Another way to collect feedback beyond pop-ups is to add them as permanent additions to your application. Make them easy to find without cluttering your UI by adding them to the header/footer, top menu, or as an option when users click on your social media icons or support/contact us links.
The Lego Life app actually highlights polls as a key feature in their app, providing a way for their passionate and outspoken user base to both provide valuable feedback about Lego products and connect with other members of the Lego community. A list of polls is displayed in the news feed, including official LEGO polls and user-submitted polls.
Twitter has similar surveys and polls in its news feed to gather feedback in a way that does not interfere with the user experience.
Create segments based on responses
After collecting feedback, make it actionable. By creating user segments based on survey responses, you can follow up and better engage users.
For example, you can invite people who request a feature to beta test it, or notify it when it launches. Satisfied users can be invited to join your loyalty or rewards program, share user-generated content, or recommend the app to a friend. Unsatisfied users can receive notifications about new features or content releases, or follow up with personal contact from support.
Let users know you're listening
Again for good measure: Your users are doing you a favor by providing feedback! Thank them in your release notes or new feature announcements, and send personal emails to express your appreciation for their time and interest in your product. Even (and especially!) when it comes to negative feedback.
Nike + Run Club experienced this firsthand when they redesigned their popular running app in 2016. To say users were unhappy is an understatement - Nike's app store listings and social media pages were inundated with angry users who were missing favorite features, didn't like the new UI, or lost personal data.

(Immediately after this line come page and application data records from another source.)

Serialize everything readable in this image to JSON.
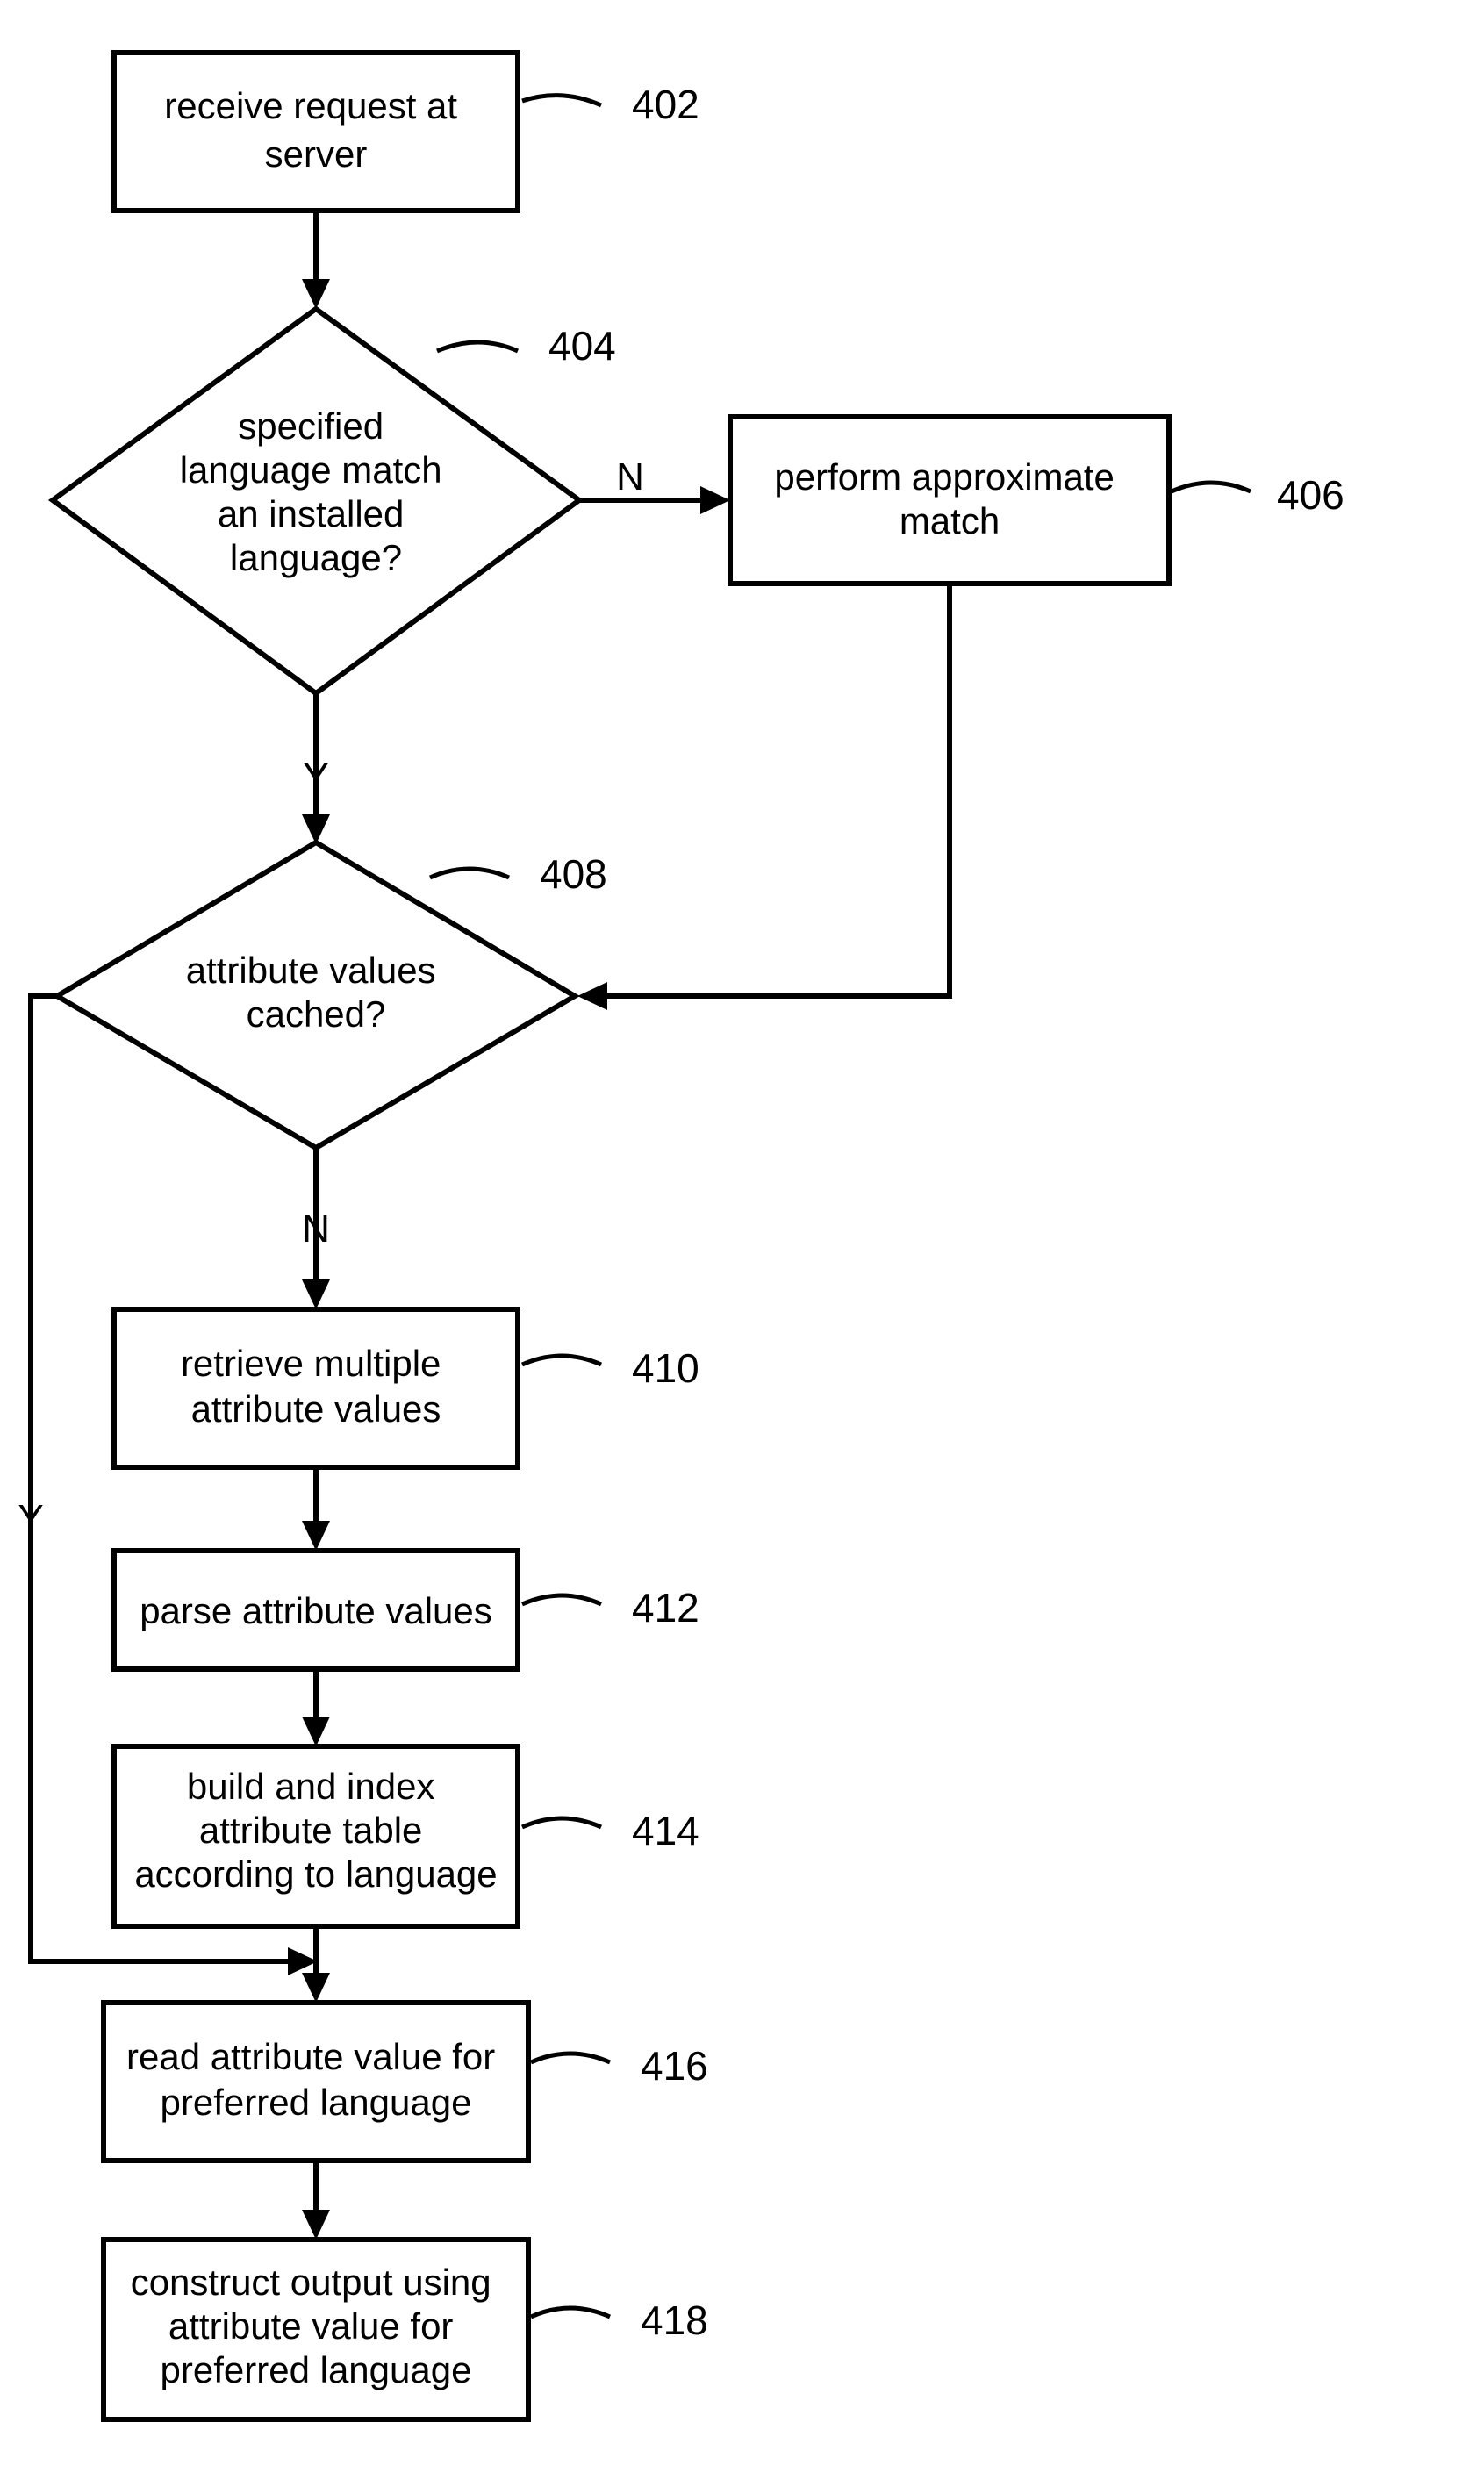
{
  "chart_data": {
    "type": "flowchart",
    "nodes": [
      {
        "id": "402",
        "kind": "process",
        "label": "402",
        "text": [
          "receive request at",
          "server"
        ]
      },
      {
        "id": "404",
        "kind": "decision",
        "label": "404",
        "text": [
          "specified",
          "language match",
          "an installed",
          "language?"
        ]
      },
      {
        "id": "406",
        "kind": "process",
        "label": "406",
        "text": [
          "perform approximate",
          "match"
        ]
      },
      {
        "id": "408",
        "kind": "decision",
        "label": "408",
        "text": [
          "attribute values",
          "cached?"
        ]
      },
      {
        "id": "410",
        "kind": "process",
        "label": "410",
        "text": [
          "retrieve multiple",
          "attribute values"
        ]
      },
      {
        "id": "412",
        "kind": "process",
        "label": "412",
        "text": [
          "parse attribute values"
        ]
      },
      {
        "id": "414",
        "kind": "process",
        "label": "414",
        "text": [
          "build and index",
          "attribute table",
          "according to language"
        ]
      },
      {
        "id": "416",
        "kind": "process",
        "label": "416",
        "text": [
          "read attribute value for",
          "preferred language"
        ]
      },
      {
        "id": "418",
        "kind": "process",
        "label": "418",
        "text": [
          "construct output using",
          "attribute value for",
          "preferred language"
        ]
      }
    ],
    "edges": [
      {
        "from": "402",
        "to": "404",
        "label": ""
      },
      {
        "from": "404",
        "to": "406",
        "label": "N"
      },
      {
        "from": "404",
        "to": "408",
        "label": "Y"
      },
      {
        "from": "406",
        "to": "408",
        "label": ""
      },
      {
        "from": "408",
        "to": "410",
        "label": "N"
      },
      {
        "from": "408",
        "to": "416",
        "label": "Y"
      },
      {
        "from": "410",
        "to": "412",
        "label": ""
      },
      {
        "from": "412",
        "to": "414",
        "label": ""
      },
      {
        "from": "414",
        "to": "416",
        "label": ""
      },
      {
        "from": "416",
        "to": "418",
        "label": ""
      }
    ]
  }
}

Today, the Nike+ Run Club app is currently ranked #15 of all health and fitness apps in the Apple App Store, with nearly 190,000 reviews and a 4.8-star rating.
So what turned things around was the Nike+ team's response to all this user feedback.
Nearly every social media post and negative review received a detailed response from the team, demonstrating their commitment to fixing the problem and making sure the app met the needs of their users. They made announcements and wrote blog posts thanking users for their verbal feedback and making sure that each of their comments was heard and taken to heart.
Users need to know that their feedback will not fall on deaf ears. Even if your app isn't perfect, they'll be happy to know that you care about their experience and want to make the best app for them.
How to measure app user feedback?
After you get feedback from your mobile users, you need to act on it.
Otherwise, your users will feel that their opinions don't matter and that you're not interested in creating a better experience for them. That's why you should.
Make the right metrics tell you actual performance if your promotion
Focus on things that are easy to measure and track the right metrics: the
- Percentage of purchases made via mobile devices
- Number of mobile visits
- Time spent on site on mobile devices vs. your site
- Number of daily installs and their sources
- Measure the effectiveness of your marketing program
For example, if you use NPS, you will be able to determine how many users like your app or features, etc., whereas if you don't use it, you will have to search for common stressors in the feedback, such as: many people complaining about bugs or being unhappy with how slow the app is, etc.
Encourage ongoing user feedback
To encourage users to provide ongoing feedback, create feedback channels within the application experience. Come up with a schedule that is triggered by the user's actions.
For example, ask for a review when they have used the app for 10 days. After three months of active use, ask them to update their reviews.
Ultimately, you should summarize, categorize and analyze the feedback data to identify issues in the product and prioritize them. This way, you can adjust your product roadmap accordingly.
If necessary, you can conduct further user surveys and interviews to plan your next development and release plans.